Exercise prompt:
Among the records that follow, count the lines with the string "rank"; report only that count.

Listed records:
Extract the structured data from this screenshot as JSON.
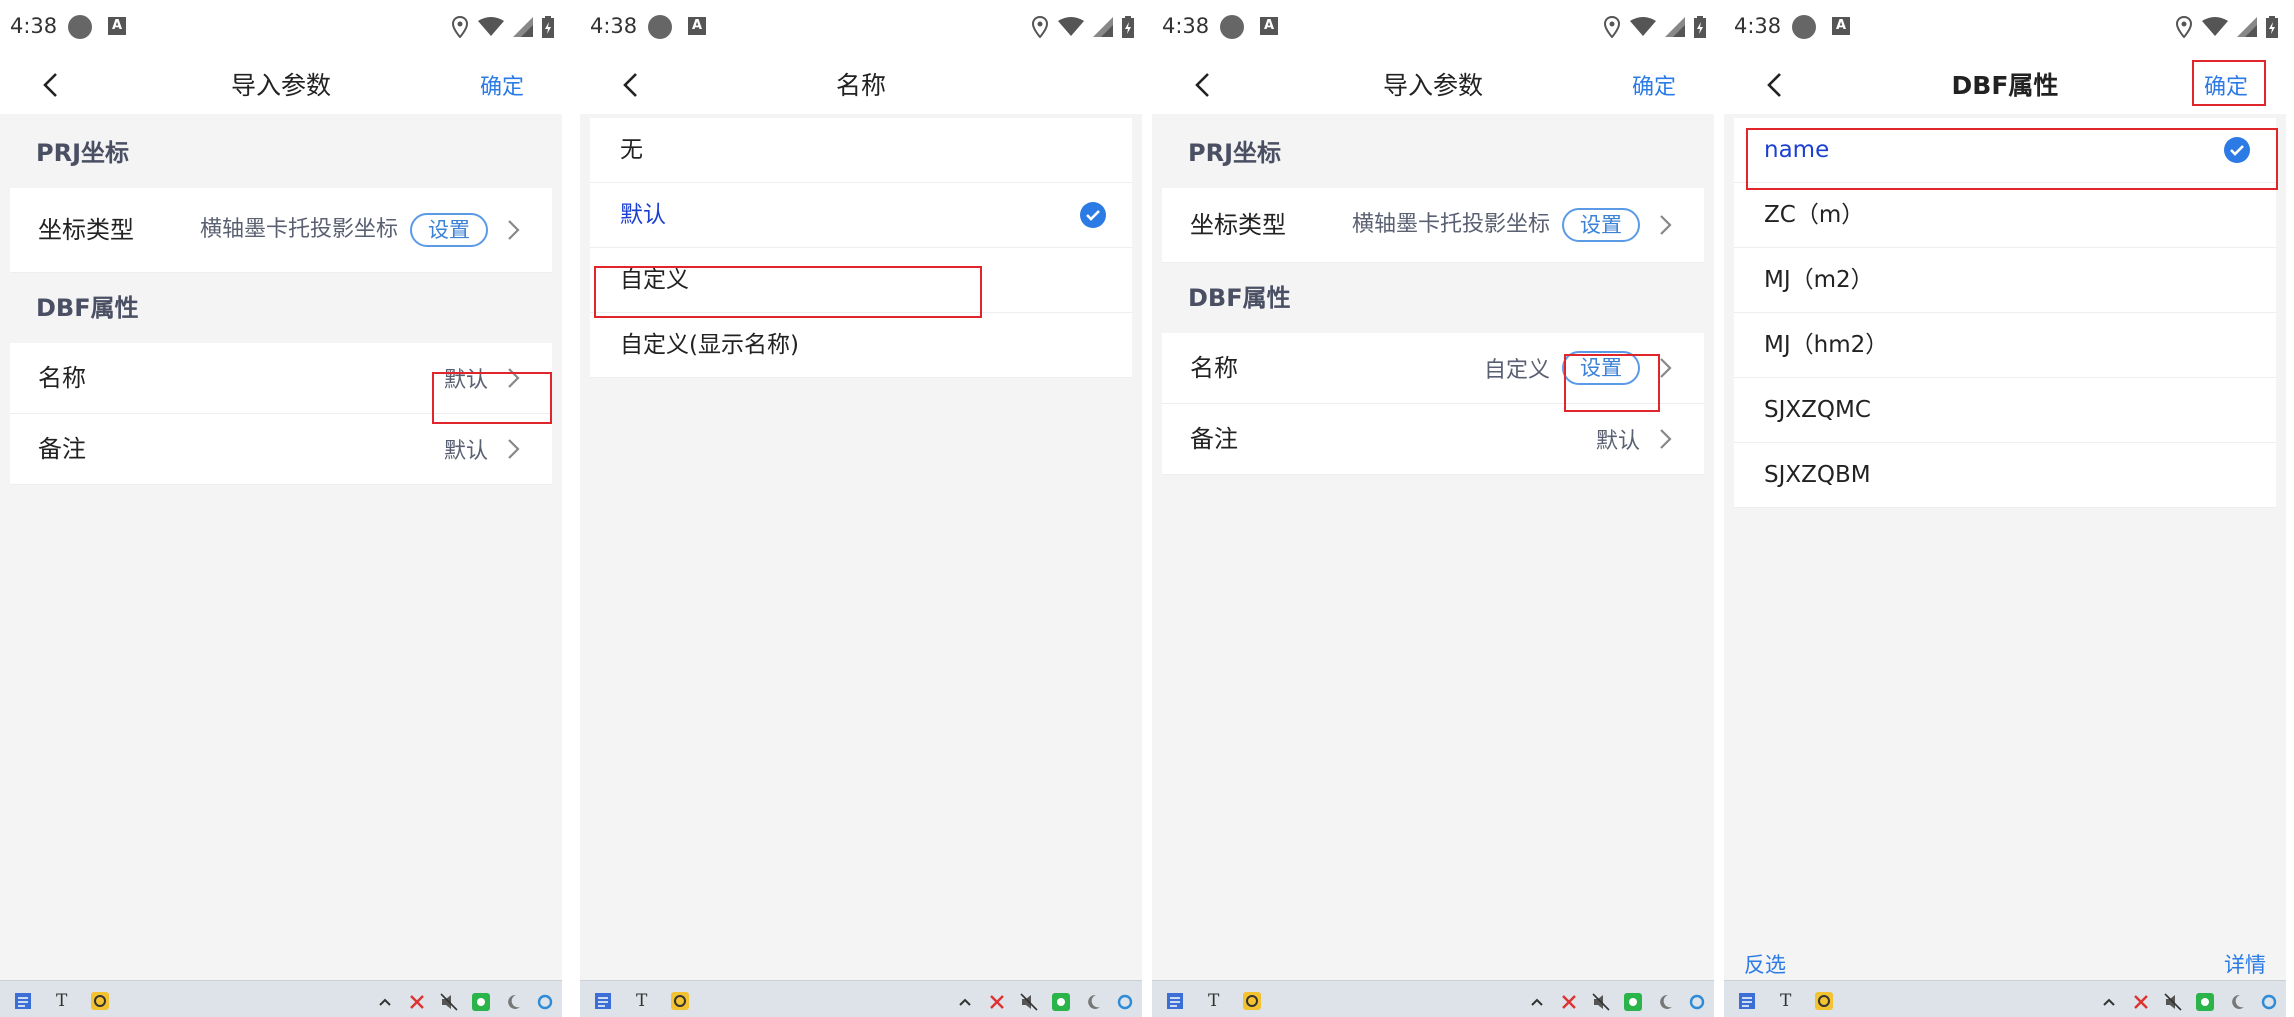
{
  "status_bar": {
    "time": "4:38"
  },
  "panel1": {
    "title": "导入参数",
    "confirm": "确定",
    "sections": {
      "prj": {
        "header": "PRJ坐标",
        "coord_label": "坐标类型",
        "coord_value": "横轴墨卡托投影坐标",
        "coord_button": "设置"
      },
      "dbf": {
        "header": "DBF属性",
        "name_label": "名称",
        "name_value": "默认",
        "remark_label": "备注",
        "remark_value": "默认"
      }
    }
  },
  "panel2": {
    "title": "名称",
    "options": [
      "无",
      "默认",
      "自定义",
      "自定义(显示名称)"
    ],
    "selected": "默认"
  },
  "panel3": {
    "title": "导入参数",
    "confirm": "确定",
    "sections": {
      "prj": {
        "header": "PRJ坐标",
        "coord_label": "坐标类型",
        "coord_value": "横轴墨卡托投影坐标",
        "coord_button": "设置"
      },
      "dbf": {
        "header": "DBF属性",
        "name_label": "名称",
        "name_value": "自定义",
        "name_button": "设置",
        "remark_label": "备注",
        "remark_value": "默认"
      }
    }
  },
  "panel4": {
    "title": "DBF属性",
    "confirm": "确定",
    "fields": [
      "name",
      "ZC（m）",
      "MJ（m2）",
      "MJ（hm2）",
      "SJXZQMC",
      "SJXZQBM"
    ],
    "selected": "name",
    "invert": "反选",
    "details": "详情"
  },
  "colors": {
    "accent": "#2c7be5",
    "selected_text": "#1c3fd1",
    "highlight": "#e0252b"
  }
}
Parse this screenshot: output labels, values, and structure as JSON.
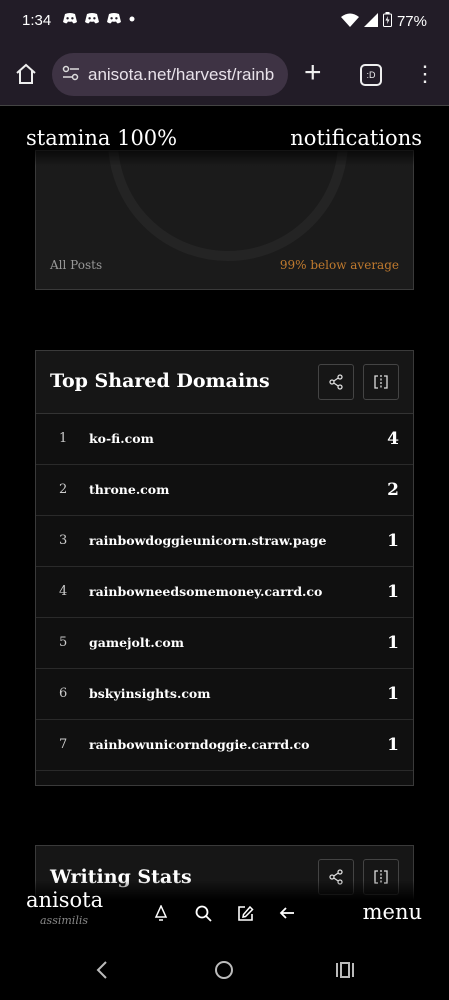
{
  "status": {
    "time": "1:34",
    "battery": "77%"
  },
  "browser": {
    "url": "anisota.net/harvest/rainb"
  },
  "header": {
    "stamina": "stamina 100%",
    "notifications": "notifications"
  },
  "top_card": {
    "left_label": "All Posts",
    "right_label": "99% below average"
  },
  "domains_card": {
    "title": "Top Shared Domains",
    "rows": [
      {
        "rank": "1",
        "domain": "ko-fi.com",
        "count": "4"
      },
      {
        "rank": "2",
        "domain": "throne.com",
        "count": "2"
      },
      {
        "rank": "3",
        "domain": "rainbowdoggieunicorn.straw.page",
        "count": "1"
      },
      {
        "rank": "4",
        "domain": "rainbowneedsomemoney.carrd.co",
        "count": "1"
      },
      {
        "rank": "5",
        "domain": "gamejolt.com",
        "count": "1"
      },
      {
        "rank": "6",
        "domain": "bskyinsights.com",
        "count": "1"
      },
      {
        "rank": "7",
        "domain": "rainbowunicorndoggie.carrd.co",
        "count": "1"
      }
    ]
  },
  "writing_card": {
    "title": "Writing Stats"
  },
  "bottom_nav": {
    "brand": "anisota",
    "brand_sub": "assimilis",
    "menu": "menu"
  },
  "colors": {
    "accent_orange": "#c07a2e",
    "chrome_bg": "#221c27"
  }
}
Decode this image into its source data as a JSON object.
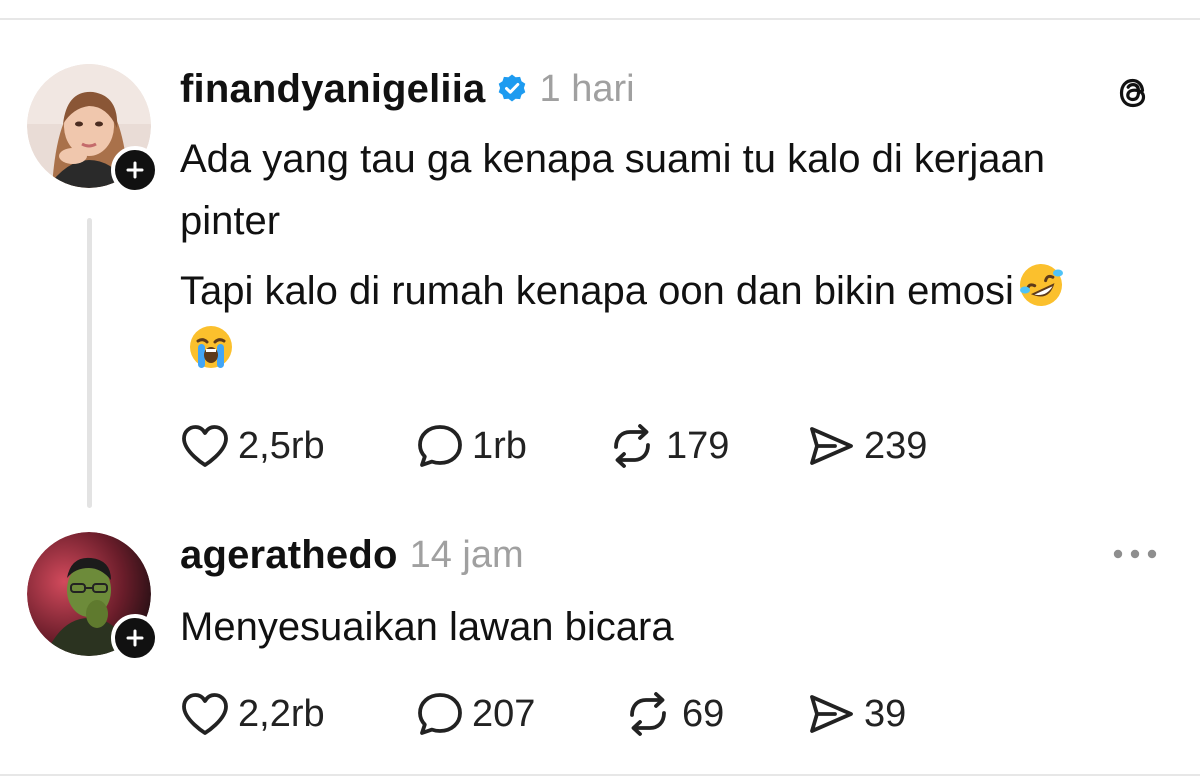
{
  "posts": [
    {
      "username": "finandyanigeliia",
      "verified": true,
      "time": "1 hari",
      "text_lines": [
        "Ada yang tau ga kenapa suami tu kalo di kerjaan pinter",
        "Tapi kalo di rumah kenapa oon dan bikin emosi"
      ],
      "emojis": [
        "rolling-on-floor-laughing",
        "loudly-crying-face"
      ],
      "stats": {
        "likes": "2,5rb",
        "replies": "1rb",
        "reposts": "179",
        "shares": "239"
      },
      "corner_icon": "threads-logo-icon"
    },
    {
      "username": "agerathedo",
      "verified": false,
      "time": "14 jam",
      "text_lines": [
        "Menyesuaikan lawan bicara"
      ],
      "stats": {
        "likes": "2,2rb",
        "replies": "207",
        "reposts": "69",
        "shares": "39"
      },
      "corner_icon": "more-icon"
    }
  ],
  "colors": {
    "text": "#111111",
    "muted": "#a0a0a0",
    "verified": "#1d9bf0",
    "divider": "#e7e7e7"
  }
}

Solution:
7